Solve vs. Resolve
There are problems you _solve_ (like the ones you have in a classroom, or at work when you designing something) and _resolve_ (like a conflict, or a problem that holds you from successfully reaching something). Although formally “solve” is one of the meanings of “resolve”:
I resolved their conflict to mutual satisfaction.
He resolved the conflict on the bus between the two devices.
I solved that puzzle.
He solved that technical issue we spoke about.
Let’s use “solve” for problems that require analysis or calculation, and “resolve” for problems that involve personal, business, or international relationships.
I would like to talk about “SOLVE” vs “RESOLVE”
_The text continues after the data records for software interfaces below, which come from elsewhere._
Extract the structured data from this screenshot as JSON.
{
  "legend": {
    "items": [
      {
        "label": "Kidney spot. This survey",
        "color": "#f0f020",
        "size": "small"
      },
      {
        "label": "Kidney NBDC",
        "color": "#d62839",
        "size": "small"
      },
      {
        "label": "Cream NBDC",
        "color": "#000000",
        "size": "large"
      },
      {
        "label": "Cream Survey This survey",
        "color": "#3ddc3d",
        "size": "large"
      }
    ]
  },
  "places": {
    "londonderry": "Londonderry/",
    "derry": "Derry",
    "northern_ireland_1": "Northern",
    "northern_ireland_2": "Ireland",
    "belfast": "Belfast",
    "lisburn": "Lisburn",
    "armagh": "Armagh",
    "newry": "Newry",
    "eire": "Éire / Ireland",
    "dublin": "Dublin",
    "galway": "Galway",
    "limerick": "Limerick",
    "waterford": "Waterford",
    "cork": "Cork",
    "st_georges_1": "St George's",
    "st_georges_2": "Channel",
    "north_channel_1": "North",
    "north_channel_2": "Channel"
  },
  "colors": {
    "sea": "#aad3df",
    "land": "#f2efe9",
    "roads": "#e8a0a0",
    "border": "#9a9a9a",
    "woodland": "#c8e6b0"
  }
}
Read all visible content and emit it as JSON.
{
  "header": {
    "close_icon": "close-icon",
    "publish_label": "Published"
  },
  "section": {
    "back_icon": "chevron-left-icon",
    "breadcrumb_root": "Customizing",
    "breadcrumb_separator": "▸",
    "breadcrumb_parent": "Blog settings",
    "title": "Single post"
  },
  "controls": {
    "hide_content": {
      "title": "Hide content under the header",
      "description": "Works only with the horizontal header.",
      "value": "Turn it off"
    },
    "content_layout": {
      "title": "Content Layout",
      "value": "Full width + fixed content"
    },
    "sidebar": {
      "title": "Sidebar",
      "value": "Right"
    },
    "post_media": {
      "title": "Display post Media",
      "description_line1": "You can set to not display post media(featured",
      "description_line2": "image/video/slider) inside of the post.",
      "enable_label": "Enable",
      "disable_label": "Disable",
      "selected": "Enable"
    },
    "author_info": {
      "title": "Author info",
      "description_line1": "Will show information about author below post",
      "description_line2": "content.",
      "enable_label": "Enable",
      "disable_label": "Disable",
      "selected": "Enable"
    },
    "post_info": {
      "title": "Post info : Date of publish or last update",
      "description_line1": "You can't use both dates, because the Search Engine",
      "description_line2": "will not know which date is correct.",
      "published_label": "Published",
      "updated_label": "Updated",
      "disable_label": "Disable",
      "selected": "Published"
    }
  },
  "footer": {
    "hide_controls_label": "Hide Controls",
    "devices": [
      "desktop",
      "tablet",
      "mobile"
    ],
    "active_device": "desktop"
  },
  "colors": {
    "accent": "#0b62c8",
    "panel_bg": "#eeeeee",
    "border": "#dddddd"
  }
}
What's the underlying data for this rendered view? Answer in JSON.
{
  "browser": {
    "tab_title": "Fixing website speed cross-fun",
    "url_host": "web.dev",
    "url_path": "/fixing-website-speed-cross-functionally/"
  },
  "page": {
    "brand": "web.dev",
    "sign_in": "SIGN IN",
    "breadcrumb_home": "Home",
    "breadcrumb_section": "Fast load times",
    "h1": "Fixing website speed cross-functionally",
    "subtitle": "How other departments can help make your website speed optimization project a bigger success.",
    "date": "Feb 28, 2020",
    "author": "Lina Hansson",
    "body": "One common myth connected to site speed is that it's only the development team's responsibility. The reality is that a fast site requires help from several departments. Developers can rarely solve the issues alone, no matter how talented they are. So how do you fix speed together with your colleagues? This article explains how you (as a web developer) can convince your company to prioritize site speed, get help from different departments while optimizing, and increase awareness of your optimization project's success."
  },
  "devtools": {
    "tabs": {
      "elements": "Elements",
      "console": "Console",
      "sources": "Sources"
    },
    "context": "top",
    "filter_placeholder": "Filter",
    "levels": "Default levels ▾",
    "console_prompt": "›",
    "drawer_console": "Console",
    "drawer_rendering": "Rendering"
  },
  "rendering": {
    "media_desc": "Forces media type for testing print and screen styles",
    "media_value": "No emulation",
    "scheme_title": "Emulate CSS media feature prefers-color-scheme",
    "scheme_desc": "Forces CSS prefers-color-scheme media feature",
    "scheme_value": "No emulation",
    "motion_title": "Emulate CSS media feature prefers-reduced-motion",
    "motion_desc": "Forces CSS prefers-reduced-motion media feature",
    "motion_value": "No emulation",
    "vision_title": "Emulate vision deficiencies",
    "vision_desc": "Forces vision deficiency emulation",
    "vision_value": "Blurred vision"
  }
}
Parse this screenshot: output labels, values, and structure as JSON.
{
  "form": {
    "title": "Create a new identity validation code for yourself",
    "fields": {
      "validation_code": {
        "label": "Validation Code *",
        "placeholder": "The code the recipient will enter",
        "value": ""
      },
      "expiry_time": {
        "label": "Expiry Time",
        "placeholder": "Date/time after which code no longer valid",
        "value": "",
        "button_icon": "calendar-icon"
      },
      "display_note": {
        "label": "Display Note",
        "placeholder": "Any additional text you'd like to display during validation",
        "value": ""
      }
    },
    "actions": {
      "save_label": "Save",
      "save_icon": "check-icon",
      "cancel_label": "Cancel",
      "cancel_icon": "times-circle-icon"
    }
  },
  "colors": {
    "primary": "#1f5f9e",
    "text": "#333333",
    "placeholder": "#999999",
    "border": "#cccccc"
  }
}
Some problems concern closed systems like mathematical formula. They can be solved. You can solve problems in the form of equations.
We talk about resolving issues.
Resolve suggests ending chaos, anger, war, dispute, argument, etc.
Please note the difference
When speaking about issues, “RESOLVE” is the better choice.
Solve carries the meaning of finding the one correct solution (the criminal, the answer to the riddle), so when it is used with words like problem, case, issue, dilemma, I am guessing it will carry over the meaning that there is one (simple?) solution.
Resolve is used for situations that are more complex and multi-dimensional — as the dictionary indicates, it means finding a satisfactory solution (but not, perhaps the only possible solution).
I hope that “resolves” any questions! 🙂